     	       TX packets 52602  bytes 9910754 (9.4 MiB)
     	     TX errors 0  dropped 0 overruns 0  carrier 0  collisions 0
  2. Enable VNC streaming from laptop display

    Broadcast VNC on the primary X display for consumption on subnet by the GearVR

     	x0vncserver -display :0 -passwordfile ~/.vnc/passwd

    Recommended to provide a VNC password but this could be argued as unnecessary if you protect the AP HotSpot well.

  3. Pair Bluetooth Devices

    For sure, you will want to pair a bluetooth keyboard since VR Keyboard layouts stink.

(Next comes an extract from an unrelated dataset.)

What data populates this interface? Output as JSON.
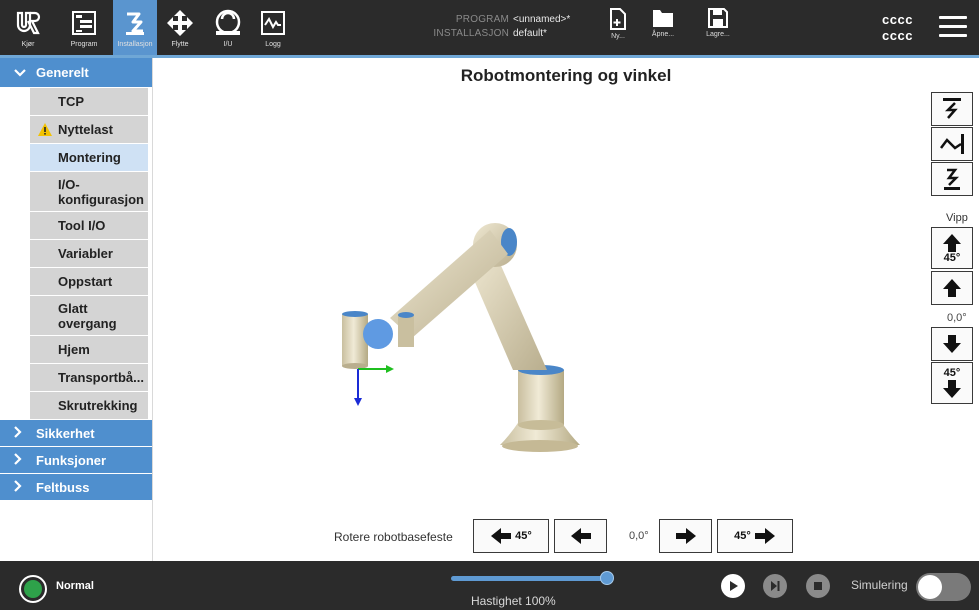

    The bluetoothCtl utility works well for this in Arch; use what makes sense for this.

    Optionally pair a bluetooth mouse, but I encourage you to use the directive-focus pointer provided in VNC Remote Desktop Client that works well with GearVR’s headset touch sensor.

  4. Disable Laptop Lid Shut Suspend

    After we have our desktop broadcasting over a local HotSpot, we want to tuck the laptop out-of-site and keep it rolling.

    This can be achieved by altering the login.d settings in Arch. Just check your OS power management settings.

    Additionally, I always set an idle time to avoid endless laptop uptime after ceasing GearVR engagement.

     	# /etc/systemd/logind
  5. Hide laptop in thin nerd-bag

    Wifi range is means you can drop your laptop in a bag and tuck under a seat.

    I have even had the actual laptop in the trunk of an uber and still had really wonderfully low VNC latency.

    Warning: increased latency if using VR in/near nuclear reactors

    Recommended fashionable approach is to purchase a Built NY Laptop Vest and put on a nice JCrew Flannel (noone expects lumber jacks to have tech)



Phone Setup

  1. Disable the GearVR Application Service

    GearVR has a default sevice running that allows activation/suspend of the device based on the proximity sensor in the visor.

    Install Samsung Package Disabler Pro and disable service Gear VR Service (com.samsung.android.hmt.vrsvc)

    GearVR Service Disable

    This will allow you to run the stereoscopic apps (Cardboard included) without the GearVR OS kickin’

  2. Connect to the Virtual HotSpot (AP) hosted from laptop

    Use the standard Wifi interface on the Galaxy to connect to your laptop hosted Virtual HotSpot.

    This will assign a software managed subnet address that will be in the same range as your inner-network laptop address.

    From this connection, we have a dedicated safe channel with consistent through-put between the GearVR and laptop.

    Virtual HotSpot

  3. Setup the VNC client

    Install the VNC Remote Desktop Client and configure the folowing in settings:

    • Orientation Provider=Google Cardboard
    • Inter-lens distance=60mm
    • Screen to lens distance=40mm
    • Vertical distance to lense center=30mm

    VNC Setup

  4. Enable video pass-through

    I recommend enabling Camera preview so you can feed your ego by watching the crowd respond to your VR headset’s glean.

    • Camera Preview=On
    • Select size of the Camera preview=100%

    VNC Setup

  5. Opt for VR managed cursor

    If you decided to pair your own mouse, skip this.

    Otherwise, VNC Viewer adheres to the common UX of directed-focus selection. That is, you look at something you want to engage with and use the tap sensor to select.

    • Enable local cursor=On

    The Caveats here are lack of Drag-selection and right-click. Both possible with keyboard configurations in X.

  6. Connect to Laptop VNC Server

    Add the laptop VNC server into the VNC Viewer app by using the virtual HotSpot Subnet address to the laptop. Remember, we don’t want this communication to go over external routers since we can’t assure consistent latency.

    • Viewer Mode=Off

    You can optionally provide the VNC password during this setup.

    VNC Setup
    VNC Setup


Screenshot on GearVR

This effectively creates a low-latency, 100% portable Virtual Desktop that can accelerate to public Wifi networks as you travel.

Using a keyboard driven desktop manager (i3) you can easily earn elite hipster status while slamming heavy work tasks (recompiling Clang for LLVM )

IMO, this is even better than a tethered Rift DK2 experience because it is wireless.